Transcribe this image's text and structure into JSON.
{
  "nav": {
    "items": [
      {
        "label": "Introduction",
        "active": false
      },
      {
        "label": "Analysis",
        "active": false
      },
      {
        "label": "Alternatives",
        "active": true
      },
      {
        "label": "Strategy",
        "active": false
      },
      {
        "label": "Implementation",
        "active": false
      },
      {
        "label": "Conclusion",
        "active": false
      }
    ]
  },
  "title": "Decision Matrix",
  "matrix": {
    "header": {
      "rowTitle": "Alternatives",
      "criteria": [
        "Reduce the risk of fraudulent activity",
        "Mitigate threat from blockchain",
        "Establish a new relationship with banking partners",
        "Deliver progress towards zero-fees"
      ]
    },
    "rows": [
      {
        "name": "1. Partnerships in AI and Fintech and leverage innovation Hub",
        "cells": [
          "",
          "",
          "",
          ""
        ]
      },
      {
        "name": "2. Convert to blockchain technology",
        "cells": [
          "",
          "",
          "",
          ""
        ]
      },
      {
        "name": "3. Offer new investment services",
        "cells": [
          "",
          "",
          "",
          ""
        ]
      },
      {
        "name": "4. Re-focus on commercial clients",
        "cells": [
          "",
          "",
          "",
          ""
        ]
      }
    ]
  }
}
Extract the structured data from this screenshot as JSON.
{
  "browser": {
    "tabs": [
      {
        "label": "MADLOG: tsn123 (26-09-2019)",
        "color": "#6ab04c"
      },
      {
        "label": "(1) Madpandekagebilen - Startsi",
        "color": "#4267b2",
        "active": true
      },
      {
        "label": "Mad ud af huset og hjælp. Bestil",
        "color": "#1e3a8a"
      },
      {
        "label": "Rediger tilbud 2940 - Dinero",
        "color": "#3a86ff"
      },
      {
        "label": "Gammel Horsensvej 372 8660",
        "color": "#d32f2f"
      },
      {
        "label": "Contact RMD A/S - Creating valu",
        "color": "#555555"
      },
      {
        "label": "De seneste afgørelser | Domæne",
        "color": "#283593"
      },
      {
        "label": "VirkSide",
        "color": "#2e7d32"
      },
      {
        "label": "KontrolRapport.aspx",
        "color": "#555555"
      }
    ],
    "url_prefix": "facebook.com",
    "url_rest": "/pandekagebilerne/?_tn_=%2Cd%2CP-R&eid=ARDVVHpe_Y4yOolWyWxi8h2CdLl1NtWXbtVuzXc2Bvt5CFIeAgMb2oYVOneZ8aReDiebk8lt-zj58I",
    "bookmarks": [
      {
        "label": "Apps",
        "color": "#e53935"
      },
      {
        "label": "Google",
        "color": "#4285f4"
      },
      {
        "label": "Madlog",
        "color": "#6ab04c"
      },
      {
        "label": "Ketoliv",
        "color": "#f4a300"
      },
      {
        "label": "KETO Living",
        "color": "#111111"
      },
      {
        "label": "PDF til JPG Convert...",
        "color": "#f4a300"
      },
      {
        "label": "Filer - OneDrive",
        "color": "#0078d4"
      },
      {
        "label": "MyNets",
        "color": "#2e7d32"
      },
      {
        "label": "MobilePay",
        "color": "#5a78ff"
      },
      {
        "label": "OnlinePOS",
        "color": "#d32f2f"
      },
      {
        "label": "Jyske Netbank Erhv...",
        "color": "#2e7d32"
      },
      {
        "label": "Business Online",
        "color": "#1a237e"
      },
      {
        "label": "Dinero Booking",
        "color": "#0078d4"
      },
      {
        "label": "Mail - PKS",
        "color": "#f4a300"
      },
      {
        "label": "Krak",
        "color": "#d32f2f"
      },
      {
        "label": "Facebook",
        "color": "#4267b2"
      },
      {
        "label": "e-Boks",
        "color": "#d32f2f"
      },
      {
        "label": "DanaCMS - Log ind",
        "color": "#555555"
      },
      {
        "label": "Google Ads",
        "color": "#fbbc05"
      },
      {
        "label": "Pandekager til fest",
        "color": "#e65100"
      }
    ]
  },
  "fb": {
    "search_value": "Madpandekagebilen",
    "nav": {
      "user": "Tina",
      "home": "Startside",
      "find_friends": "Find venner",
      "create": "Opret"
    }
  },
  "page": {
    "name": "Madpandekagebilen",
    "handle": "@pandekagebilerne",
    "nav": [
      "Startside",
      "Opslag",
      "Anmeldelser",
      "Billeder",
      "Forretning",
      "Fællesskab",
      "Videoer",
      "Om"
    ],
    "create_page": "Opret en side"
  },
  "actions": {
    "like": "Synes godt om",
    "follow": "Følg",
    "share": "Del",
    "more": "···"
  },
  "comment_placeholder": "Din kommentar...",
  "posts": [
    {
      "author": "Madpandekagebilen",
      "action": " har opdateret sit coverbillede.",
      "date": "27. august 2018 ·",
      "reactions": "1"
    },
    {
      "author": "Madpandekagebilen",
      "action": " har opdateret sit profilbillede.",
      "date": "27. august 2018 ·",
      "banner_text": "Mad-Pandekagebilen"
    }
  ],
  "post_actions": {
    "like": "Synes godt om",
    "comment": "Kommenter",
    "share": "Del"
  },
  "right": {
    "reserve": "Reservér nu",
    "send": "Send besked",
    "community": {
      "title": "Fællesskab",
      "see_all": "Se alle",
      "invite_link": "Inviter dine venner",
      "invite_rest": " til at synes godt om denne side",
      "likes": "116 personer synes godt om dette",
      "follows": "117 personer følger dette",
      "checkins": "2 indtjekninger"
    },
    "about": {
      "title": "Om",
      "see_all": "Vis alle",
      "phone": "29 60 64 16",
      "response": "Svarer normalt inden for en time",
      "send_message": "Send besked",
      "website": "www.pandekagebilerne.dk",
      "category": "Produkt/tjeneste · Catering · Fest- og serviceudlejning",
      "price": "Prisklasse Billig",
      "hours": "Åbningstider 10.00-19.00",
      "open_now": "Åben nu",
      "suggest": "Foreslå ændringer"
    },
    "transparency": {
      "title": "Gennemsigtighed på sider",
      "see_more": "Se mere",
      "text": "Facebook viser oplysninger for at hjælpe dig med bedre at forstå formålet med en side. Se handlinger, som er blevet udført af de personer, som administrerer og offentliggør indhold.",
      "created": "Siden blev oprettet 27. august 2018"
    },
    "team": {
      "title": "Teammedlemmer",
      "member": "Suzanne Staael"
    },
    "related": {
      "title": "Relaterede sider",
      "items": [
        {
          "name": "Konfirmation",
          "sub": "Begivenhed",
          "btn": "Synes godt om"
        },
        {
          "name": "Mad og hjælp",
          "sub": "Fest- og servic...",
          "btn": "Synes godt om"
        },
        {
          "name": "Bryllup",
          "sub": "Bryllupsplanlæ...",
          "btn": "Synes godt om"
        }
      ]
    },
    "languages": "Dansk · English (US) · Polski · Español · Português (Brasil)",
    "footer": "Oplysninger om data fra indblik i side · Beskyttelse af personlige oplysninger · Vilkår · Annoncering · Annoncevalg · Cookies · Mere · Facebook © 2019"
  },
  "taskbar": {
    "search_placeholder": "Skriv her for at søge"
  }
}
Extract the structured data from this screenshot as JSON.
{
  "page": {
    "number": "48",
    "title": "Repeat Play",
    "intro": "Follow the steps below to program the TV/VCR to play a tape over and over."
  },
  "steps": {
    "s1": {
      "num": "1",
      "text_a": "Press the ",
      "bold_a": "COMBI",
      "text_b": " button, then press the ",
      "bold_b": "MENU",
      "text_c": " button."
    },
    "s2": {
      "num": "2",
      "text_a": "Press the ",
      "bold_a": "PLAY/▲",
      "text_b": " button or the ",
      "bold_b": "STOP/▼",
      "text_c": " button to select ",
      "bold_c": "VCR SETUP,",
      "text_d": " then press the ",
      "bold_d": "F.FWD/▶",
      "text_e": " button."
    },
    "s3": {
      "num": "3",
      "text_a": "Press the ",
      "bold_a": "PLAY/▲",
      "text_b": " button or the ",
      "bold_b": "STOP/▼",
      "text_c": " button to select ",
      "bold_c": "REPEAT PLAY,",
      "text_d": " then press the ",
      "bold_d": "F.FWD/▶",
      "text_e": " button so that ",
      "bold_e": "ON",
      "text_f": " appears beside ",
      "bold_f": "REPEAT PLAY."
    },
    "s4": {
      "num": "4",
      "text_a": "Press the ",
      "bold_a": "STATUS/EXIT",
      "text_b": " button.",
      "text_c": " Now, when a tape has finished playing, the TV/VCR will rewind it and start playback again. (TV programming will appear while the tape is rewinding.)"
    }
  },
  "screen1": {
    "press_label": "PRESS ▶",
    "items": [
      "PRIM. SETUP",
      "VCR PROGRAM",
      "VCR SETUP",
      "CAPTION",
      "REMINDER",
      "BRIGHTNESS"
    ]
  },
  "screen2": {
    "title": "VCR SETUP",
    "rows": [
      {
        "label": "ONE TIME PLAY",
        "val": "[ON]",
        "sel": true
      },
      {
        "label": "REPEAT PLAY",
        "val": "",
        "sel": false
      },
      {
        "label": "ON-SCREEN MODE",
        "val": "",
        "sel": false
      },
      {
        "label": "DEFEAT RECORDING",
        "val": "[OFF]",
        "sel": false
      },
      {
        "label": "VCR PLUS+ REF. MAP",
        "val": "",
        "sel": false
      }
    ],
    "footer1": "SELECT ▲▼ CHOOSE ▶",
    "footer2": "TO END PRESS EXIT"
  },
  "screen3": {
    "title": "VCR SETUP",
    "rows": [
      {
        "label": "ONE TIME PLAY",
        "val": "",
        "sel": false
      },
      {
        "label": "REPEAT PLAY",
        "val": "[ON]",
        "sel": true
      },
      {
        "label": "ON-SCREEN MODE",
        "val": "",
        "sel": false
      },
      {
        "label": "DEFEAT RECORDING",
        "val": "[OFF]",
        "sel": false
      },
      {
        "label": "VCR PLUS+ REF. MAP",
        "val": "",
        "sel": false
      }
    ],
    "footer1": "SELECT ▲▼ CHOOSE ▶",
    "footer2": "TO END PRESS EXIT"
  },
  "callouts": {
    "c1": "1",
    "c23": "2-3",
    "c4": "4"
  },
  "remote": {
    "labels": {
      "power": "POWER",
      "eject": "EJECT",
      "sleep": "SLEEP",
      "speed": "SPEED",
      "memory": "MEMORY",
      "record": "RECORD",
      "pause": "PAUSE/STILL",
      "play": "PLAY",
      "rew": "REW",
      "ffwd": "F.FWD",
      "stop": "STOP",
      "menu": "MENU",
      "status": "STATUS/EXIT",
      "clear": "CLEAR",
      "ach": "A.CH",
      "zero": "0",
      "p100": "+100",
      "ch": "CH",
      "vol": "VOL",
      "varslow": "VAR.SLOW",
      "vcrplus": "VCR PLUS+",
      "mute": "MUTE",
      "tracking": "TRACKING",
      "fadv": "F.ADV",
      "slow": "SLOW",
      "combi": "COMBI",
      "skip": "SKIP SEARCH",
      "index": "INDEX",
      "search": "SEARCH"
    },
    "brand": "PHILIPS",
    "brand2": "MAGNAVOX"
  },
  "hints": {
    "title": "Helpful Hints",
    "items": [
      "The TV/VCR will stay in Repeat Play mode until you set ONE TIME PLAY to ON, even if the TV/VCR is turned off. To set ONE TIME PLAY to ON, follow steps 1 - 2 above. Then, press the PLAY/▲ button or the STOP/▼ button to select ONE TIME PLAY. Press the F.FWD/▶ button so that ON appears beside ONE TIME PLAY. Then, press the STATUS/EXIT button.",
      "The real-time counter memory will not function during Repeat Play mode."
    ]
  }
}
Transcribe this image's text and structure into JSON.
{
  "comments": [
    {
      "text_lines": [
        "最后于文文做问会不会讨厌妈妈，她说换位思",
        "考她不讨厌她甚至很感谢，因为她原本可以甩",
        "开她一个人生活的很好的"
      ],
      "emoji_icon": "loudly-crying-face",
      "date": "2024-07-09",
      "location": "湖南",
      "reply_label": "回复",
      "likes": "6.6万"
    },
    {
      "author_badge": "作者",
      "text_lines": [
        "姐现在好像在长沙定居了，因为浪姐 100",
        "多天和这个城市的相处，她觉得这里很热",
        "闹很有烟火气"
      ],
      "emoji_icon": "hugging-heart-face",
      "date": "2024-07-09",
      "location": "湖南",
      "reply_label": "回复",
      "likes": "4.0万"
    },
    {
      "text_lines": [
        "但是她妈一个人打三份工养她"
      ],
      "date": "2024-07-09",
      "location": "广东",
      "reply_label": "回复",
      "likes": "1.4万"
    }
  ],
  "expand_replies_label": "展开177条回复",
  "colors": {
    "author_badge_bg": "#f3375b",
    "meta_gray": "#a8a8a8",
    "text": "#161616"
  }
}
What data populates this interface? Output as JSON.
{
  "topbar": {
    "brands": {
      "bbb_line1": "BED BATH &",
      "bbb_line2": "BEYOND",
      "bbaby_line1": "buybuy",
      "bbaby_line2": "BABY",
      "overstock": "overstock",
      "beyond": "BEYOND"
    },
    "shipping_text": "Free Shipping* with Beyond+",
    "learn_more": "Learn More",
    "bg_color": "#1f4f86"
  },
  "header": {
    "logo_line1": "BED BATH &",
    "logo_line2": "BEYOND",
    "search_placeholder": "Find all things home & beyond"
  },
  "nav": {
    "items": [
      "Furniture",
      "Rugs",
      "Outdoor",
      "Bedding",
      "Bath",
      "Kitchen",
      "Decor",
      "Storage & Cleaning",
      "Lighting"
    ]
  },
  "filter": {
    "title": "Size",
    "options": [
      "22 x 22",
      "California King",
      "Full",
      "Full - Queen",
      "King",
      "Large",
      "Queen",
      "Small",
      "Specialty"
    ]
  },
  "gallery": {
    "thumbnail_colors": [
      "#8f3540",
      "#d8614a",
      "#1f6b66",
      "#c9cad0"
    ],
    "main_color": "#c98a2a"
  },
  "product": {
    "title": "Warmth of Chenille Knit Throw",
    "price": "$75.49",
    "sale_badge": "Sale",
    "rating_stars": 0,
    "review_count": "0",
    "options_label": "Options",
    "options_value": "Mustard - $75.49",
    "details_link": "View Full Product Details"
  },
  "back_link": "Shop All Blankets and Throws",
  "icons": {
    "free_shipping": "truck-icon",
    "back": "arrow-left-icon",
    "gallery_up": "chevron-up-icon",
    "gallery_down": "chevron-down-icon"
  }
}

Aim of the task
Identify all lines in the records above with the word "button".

Task solution
      "text_b": " button, then press the ",
      "text_c": " button."
      "text_b": " button or the ",
      "text_c": " button to select ",
      "text_e": " button."
      "text_b": " button or the ",
      "text_c": " button to select ",
      "text_e": " button so that ",
      "text_b": " button.",
      "The TV/VCR will stay in Repeat Play mode until you set ONE TIME PLAY to ON, even if the TV/VCR is turned off. To set ONE TIME PLAY to ON, follow steps 1 - 2 above. Then, press the PLAY/▲ button or the STOP/▼ button to select ONE TIME PLAY. Press the F.FWD/▶ button so that ON appears beside ONE TIME PLAY. Then, press the STATUS/EXIT button.",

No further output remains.